» **REQUIRED ACTION**: Every entry that follows should be output exactly, and every image in it left out.

[[ TASK INPUTS open ]]

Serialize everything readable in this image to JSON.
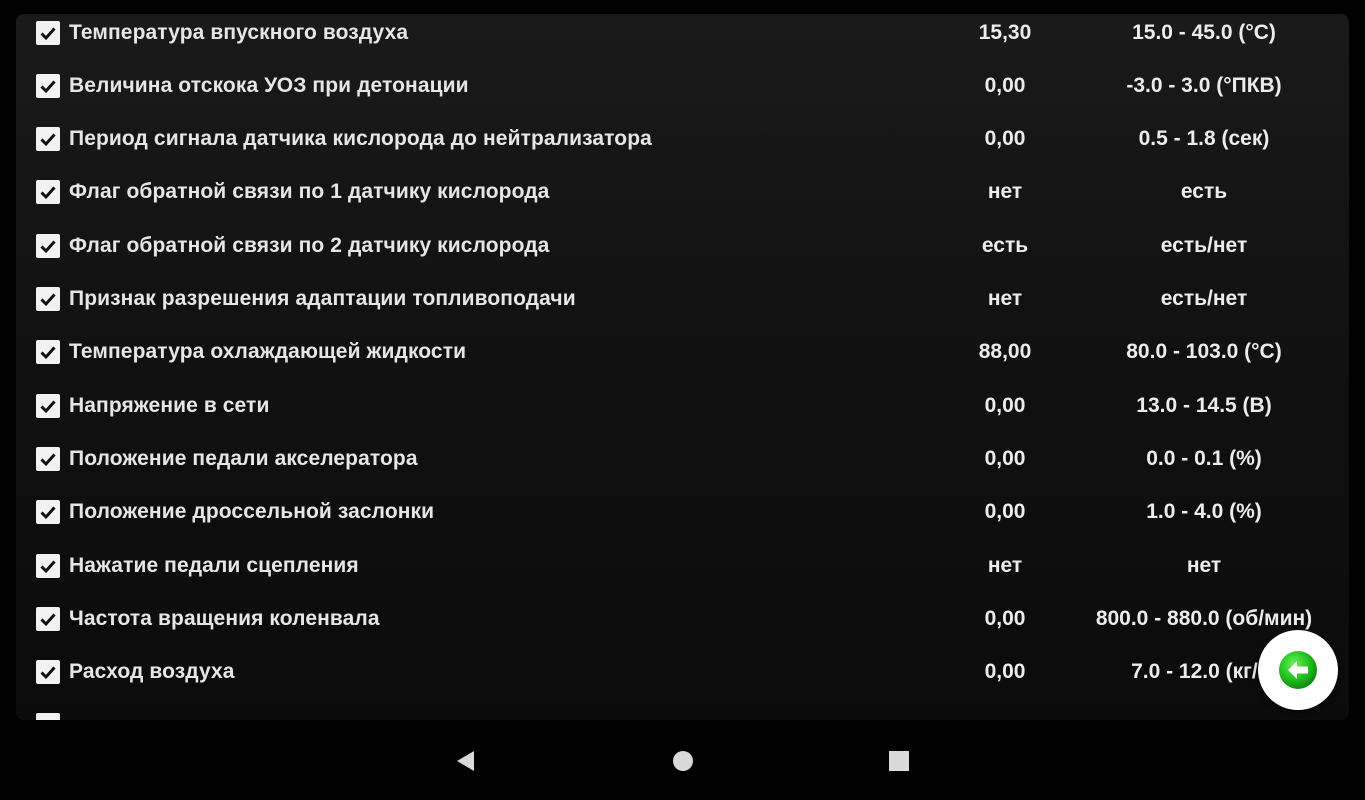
{
  "rows": [
    {
      "name": "Температура впускного воздуха",
      "value": "15,30",
      "range": "15.0 - 45.0 (°C)"
    },
    {
      "name": "Величина отскока УОЗ при детонации",
      "value": "0,00",
      "range": "-3.0 - 3.0 (°ПКВ)"
    },
    {
      "name": "Период сигнала датчика кислорода до нейтрализатора",
      "value": "0,00",
      "range": "0.5 - 1.8 (сек)"
    },
    {
      "name": "Флаг обратной связи по 1 датчику кислорода",
      "value": "нет",
      "range": "есть"
    },
    {
      "name": "Флаг обратной связи по 2 датчику кислорода",
      "value": "есть",
      "range": "есть/нет"
    },
    {
      "name": "Признак разрешения адаптации топливоподачи",
      "value": "нет",
      "range": "есть/нет"
    },
    {
      "name": "Температура охлаждающей жидкости",
      "value": "88,00",
      "range": "80.0 - 103.0 (°C)"
    },
    {
      "name": "Напряжение в сети",
      "value": "0,00",
      "range": "13.0 - 14.5 (В)"
    },
    {
      "name": "Положение педали акселератора",
      "value": "0,00",
      "range": "0.0 - 0.1 (%)"
    },
    {
      "name": "Положение дроссельной заслонки",
      "value": "0,00",
      "range": "1.0 - 4.0 (%)"
    },
    {
      "name": "Нажатие педали сцепления",
      "value": "нет",
      "range": "нет"
    },
    {
      "name": "Частота вращения коленвала",
      "value": "0,00",
      "range": "800.0 - 880.0 (об/мин)"
    },
    {
      "name": "Расход воздуха",
      "value": "0,00",
      "range": "7.0 - 12.0 (кг/ч)"
    }
  ],
  "fab": {
    "icon": "arrow-left-icon",
    "color": "#22c21f"
  },
  "nav": {
    "back_icon": "triangle-back-icon",
    "home_icon": "circle-home-icon",
    "recents_icon": "square-recents-icon"
  },
  "colors": {
    "background": "#000000",
    "panel": "#141414",
    "text": "#e6e6e6",
    "accent": "#22c21f"
  }
}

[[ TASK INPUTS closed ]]

» **REPLY**:
Serialize everything readable in this image to JSON.
{
  "rows": [
    {
      "name": "Температура впускного воздуха",
      "value": "15,30",
      "range": "15.0 - 45.0 (°C)"
    },
    {
      "name": "Величина отскока УОЗ при детонации",
      "value": "0,00",
      "range": "-3.0 - 3.0 (°ПКВ)"
    },
    {
      "name": "Период сигнала датчика кислорода до нейтрализатора",
      "value": "0,00",
      "range": "0.5 - 1.8 (сек)"
    },
    {
      "name": "Флаг обратной связи по 1 датчику кислорода",
      "value": "нет",
      "range": "есть"
    },
    {
      "name": "Флаг обратной связи по 2 датчику кислорода",
      "value": "есть",
      "range": "есть/нет"
    },
    {
      "name": "Признак разрешения адаптации топливоподачи",
      "value": "нет",
      "range": "есть/нет"
    },
    {
      "name": "Температура охлаждающей жидкости",
      "value": "88,00",
      "range": "80.0 - 103.0 (°C)"
    },
    {
      "name": "Напряжение в сети",
      "value": "0,00",
      "range": "13.0 - 14.5 (В)"
    },
    {
      "name": "Положение педали акселератора",
      "value": "0,00",
      "range": "0.0 - 0.1 (%)"
    },
    {
      "name": "Положение дроссельной заслонки",
      "value": "0,00",
      "range": "1.0 - 4.0 (%)"
    },
    {
      "name": "Нажатие педали сцепления",
      "value": "нет",
      "range": "нет"
    },
    {
      "name": "Частота вращения коленвала",
      "value": "0,00",
      "range": "800.0 - 880.0 (об/мин)"
    },
    {
      "name": "Расход воздуха",
      "value": "0,00",
      "range": "7.0 - 12.0 (кг/ч)"
    }
  ],
  "fab": {
    "icon": "arrow-left-icon",
    "color": "#22c21f"
  },
  "nav": {
    "back_icon": "triangle-back-icon",
    "home_icon": "circle-home-icon",
    "recents_icon": "square-recents-icon"
  },
  "colors": {
    "background": "#000000",
    "panel": "#141414",
    "text": "#e6e6e6",
    "accent": "#22c21f"
  }
}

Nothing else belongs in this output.